Some other environments, such as Trados TagEditor (a tool in older versions of Trados) cannot successfully process an XLIFF file unless the source text is copied to the target segments. Thus, for example, if you plan to translate an SDLXLIFF file using TagEditor in SDL Trados 2007, you must ensure that the source has been copied to the target text, because the INI supplied for XLF files in the old version of Trados only reads the tags for the target segments. The TagEditor INI also requires updating to work with some of the new tag structures. Such a procedure is not necessary in a tool like Kilgray's memoQ, however, because it can access both the source and target tags of the SDLXLIFF (XLIFF) file.

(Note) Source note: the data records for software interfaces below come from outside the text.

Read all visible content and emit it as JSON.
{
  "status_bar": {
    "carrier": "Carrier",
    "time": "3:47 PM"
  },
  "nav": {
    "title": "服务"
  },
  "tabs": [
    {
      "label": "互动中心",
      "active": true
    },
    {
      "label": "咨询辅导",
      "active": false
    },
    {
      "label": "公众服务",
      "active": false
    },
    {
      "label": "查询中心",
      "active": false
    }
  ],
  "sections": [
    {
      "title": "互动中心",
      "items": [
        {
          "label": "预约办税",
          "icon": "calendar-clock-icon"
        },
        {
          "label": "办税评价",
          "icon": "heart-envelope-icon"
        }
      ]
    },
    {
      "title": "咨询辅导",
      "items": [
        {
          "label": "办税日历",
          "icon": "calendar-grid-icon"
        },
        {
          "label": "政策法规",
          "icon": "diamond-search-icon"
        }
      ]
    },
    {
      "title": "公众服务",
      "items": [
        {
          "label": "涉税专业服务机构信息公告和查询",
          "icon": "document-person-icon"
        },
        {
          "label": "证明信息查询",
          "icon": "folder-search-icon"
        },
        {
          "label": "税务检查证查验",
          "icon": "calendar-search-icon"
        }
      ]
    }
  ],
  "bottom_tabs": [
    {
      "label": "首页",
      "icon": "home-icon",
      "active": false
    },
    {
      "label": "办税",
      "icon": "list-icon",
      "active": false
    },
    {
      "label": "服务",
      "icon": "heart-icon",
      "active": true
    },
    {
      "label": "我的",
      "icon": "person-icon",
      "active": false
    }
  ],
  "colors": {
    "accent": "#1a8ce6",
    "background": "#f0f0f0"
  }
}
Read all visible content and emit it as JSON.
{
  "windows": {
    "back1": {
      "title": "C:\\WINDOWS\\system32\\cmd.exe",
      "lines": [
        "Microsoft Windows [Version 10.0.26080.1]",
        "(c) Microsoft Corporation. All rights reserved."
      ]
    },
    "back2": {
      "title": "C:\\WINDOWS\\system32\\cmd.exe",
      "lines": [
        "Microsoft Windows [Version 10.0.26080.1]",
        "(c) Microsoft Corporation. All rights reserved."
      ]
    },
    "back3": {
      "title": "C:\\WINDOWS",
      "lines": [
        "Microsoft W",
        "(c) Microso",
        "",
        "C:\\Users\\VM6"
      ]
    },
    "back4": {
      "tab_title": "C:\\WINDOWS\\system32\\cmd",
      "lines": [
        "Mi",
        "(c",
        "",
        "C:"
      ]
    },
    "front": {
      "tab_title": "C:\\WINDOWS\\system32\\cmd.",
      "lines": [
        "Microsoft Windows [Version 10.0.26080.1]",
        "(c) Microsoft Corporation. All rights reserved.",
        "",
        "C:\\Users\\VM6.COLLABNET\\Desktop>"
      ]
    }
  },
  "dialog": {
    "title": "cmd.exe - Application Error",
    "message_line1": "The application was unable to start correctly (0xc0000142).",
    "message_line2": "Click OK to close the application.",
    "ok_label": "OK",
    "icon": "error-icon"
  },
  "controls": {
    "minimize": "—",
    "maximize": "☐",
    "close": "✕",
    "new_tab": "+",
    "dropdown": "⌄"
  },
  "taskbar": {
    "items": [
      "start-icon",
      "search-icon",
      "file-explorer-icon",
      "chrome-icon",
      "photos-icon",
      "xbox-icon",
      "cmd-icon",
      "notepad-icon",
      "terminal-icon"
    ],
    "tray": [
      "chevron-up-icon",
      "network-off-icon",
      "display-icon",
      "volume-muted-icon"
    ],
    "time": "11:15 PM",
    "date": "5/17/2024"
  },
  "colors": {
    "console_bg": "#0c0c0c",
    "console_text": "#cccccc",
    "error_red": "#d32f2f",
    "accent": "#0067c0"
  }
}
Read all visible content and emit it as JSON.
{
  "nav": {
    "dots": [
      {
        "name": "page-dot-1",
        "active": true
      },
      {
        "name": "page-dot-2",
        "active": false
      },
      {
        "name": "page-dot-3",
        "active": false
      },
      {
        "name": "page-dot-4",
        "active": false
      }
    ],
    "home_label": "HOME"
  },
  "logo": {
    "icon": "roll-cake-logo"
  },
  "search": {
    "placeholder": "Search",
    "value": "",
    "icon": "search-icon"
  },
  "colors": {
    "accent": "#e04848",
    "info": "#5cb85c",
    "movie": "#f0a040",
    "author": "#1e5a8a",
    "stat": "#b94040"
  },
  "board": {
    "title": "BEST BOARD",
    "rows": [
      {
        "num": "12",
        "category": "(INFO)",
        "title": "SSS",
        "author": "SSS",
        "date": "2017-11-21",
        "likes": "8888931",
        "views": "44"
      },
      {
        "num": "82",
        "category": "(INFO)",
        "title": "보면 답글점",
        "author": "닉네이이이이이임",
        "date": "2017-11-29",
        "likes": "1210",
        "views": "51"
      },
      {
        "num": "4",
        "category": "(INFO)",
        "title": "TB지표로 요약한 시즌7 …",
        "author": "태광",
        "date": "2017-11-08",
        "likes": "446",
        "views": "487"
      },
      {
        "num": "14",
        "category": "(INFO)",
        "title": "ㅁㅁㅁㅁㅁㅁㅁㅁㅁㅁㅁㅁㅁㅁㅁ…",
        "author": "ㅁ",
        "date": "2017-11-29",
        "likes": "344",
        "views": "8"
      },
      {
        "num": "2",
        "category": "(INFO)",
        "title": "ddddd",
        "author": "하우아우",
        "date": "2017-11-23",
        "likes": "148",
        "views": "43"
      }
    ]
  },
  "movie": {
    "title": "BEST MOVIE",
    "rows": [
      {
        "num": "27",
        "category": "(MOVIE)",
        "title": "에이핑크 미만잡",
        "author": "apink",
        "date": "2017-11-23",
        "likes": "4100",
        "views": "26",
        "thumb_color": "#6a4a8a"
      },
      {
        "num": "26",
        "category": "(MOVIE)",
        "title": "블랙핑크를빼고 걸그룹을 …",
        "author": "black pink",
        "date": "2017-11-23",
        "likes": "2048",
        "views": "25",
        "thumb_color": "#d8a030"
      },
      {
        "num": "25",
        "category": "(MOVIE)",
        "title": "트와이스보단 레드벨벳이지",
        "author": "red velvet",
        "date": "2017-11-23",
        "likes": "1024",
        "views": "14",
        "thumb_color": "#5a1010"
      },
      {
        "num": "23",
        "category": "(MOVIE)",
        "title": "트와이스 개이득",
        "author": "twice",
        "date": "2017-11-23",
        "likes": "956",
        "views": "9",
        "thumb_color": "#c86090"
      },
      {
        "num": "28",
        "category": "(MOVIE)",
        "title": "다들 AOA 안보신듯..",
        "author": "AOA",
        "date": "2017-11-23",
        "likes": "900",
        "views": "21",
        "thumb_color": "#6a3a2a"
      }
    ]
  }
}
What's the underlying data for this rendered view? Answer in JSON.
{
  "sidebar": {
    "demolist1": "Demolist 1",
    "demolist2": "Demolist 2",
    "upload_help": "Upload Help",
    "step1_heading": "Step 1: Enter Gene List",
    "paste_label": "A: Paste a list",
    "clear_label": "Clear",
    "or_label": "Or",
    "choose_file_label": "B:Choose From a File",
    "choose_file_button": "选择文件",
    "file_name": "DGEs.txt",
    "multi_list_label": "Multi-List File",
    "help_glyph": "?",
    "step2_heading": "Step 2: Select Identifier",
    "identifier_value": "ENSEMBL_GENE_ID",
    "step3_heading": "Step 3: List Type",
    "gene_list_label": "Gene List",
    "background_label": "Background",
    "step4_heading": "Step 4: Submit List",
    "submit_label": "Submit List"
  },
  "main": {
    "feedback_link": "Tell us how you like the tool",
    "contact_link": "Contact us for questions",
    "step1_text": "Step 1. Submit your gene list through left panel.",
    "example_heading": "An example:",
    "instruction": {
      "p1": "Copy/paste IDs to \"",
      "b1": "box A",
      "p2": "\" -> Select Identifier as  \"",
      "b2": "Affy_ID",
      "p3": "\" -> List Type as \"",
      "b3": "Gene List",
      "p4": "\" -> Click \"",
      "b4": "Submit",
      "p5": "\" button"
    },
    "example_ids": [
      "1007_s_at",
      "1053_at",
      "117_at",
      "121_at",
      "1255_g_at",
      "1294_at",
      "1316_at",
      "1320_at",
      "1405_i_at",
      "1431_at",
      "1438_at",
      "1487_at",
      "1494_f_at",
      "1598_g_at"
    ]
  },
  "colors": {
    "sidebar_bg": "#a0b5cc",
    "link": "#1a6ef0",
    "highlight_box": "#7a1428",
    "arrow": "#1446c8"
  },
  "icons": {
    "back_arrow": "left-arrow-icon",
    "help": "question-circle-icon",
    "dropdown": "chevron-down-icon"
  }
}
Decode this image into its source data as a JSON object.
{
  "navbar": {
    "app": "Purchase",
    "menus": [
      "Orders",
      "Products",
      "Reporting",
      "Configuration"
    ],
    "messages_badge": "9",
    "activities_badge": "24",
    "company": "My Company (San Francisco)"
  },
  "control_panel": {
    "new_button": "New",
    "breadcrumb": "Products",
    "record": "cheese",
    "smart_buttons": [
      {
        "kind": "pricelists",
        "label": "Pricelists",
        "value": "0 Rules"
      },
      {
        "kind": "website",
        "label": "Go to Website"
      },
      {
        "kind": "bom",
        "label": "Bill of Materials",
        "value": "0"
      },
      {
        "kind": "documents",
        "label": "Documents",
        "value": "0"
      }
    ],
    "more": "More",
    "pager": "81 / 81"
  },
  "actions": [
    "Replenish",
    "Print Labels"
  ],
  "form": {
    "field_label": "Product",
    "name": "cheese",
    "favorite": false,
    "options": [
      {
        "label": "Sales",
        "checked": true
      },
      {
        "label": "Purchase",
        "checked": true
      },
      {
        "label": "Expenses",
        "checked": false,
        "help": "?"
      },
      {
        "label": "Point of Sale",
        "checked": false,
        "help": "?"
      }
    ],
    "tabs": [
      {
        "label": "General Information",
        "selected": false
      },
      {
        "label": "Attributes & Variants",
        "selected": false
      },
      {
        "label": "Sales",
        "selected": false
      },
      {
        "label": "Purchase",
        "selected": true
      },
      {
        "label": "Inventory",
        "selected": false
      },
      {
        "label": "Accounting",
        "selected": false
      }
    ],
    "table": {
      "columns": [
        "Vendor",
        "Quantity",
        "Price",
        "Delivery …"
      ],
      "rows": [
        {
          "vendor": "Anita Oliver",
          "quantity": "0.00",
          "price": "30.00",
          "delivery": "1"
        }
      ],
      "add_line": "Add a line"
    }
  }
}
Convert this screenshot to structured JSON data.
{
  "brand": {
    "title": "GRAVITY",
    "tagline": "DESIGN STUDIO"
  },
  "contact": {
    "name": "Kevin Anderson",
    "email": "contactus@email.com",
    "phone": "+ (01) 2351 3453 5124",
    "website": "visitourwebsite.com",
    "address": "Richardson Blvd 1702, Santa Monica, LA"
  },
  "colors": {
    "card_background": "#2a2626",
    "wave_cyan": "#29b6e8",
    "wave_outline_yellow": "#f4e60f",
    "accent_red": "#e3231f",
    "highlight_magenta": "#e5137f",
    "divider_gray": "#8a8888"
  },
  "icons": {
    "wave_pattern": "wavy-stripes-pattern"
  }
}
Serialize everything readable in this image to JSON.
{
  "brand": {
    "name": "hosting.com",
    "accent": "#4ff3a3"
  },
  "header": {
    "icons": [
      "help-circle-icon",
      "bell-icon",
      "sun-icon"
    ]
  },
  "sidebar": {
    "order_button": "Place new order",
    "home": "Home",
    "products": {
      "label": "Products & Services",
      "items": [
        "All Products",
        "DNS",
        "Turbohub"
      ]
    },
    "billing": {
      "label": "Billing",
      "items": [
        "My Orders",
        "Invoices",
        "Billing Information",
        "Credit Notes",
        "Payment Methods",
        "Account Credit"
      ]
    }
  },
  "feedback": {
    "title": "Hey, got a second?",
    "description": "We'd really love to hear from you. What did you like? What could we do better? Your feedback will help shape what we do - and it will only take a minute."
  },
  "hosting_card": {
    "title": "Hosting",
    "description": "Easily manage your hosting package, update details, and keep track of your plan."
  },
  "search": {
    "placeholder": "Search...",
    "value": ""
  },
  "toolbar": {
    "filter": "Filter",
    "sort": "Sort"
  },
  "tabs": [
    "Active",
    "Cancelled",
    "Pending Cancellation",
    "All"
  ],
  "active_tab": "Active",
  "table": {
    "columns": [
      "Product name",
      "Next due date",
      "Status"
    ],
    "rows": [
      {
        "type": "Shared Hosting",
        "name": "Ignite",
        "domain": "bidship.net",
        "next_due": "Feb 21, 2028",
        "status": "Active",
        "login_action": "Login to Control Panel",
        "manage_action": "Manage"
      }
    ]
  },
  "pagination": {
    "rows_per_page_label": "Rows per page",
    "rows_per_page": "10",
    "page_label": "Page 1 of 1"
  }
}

If your client works with an older version of Trados and wants your translation data in an older Trados data format such as TTX or an "uncleaned" bilingual RTF or MS Word document, this is also possible to do safely, with 100% compatibility guaranteed, if the right procedures are applied. The best method to follow, even if you are working with a "Trados-compatible" tool such as WordFast, is to have the working files created and "presegmented" with the desired version of Trados. If you do not have that version, this is a task for your customer to prepare the files and ensure compatibility.

Presegmentation is a form of pretranslation, which might copy the entire source text to target segments or also insert fuzzy matches where they exist in the client's translation memory. This technique ensures that the segmentation rules followed are those set in the client's environment and that "maximum leverage" (best use) of the client's translation memory is achieved. A very detailed description of the methods necessary has been published here on the Translation Tribulations blog. The gist of it is that the "presegmentation" is to be done using Trados Workbench on the RTF, Microsoft Word, TTX or other files (which are then converted to TTX) with the unknown sentences being segmented and the selection in the translation memory options to copy the source text to the target on no match.

Understanding procedures like these is important to working together successfully and focusing on what is most important: achieving the best translation quality without technical compromises that cause lost time and money. Translators should be able to work in the environments they find most productive while still ensuring that the content delivered does not cause technical difficulties for their clients. As described here, it is entirely possible to translate and deliver files without technical difficulties for clients who "require Trados" even if you do not use Trados yourself.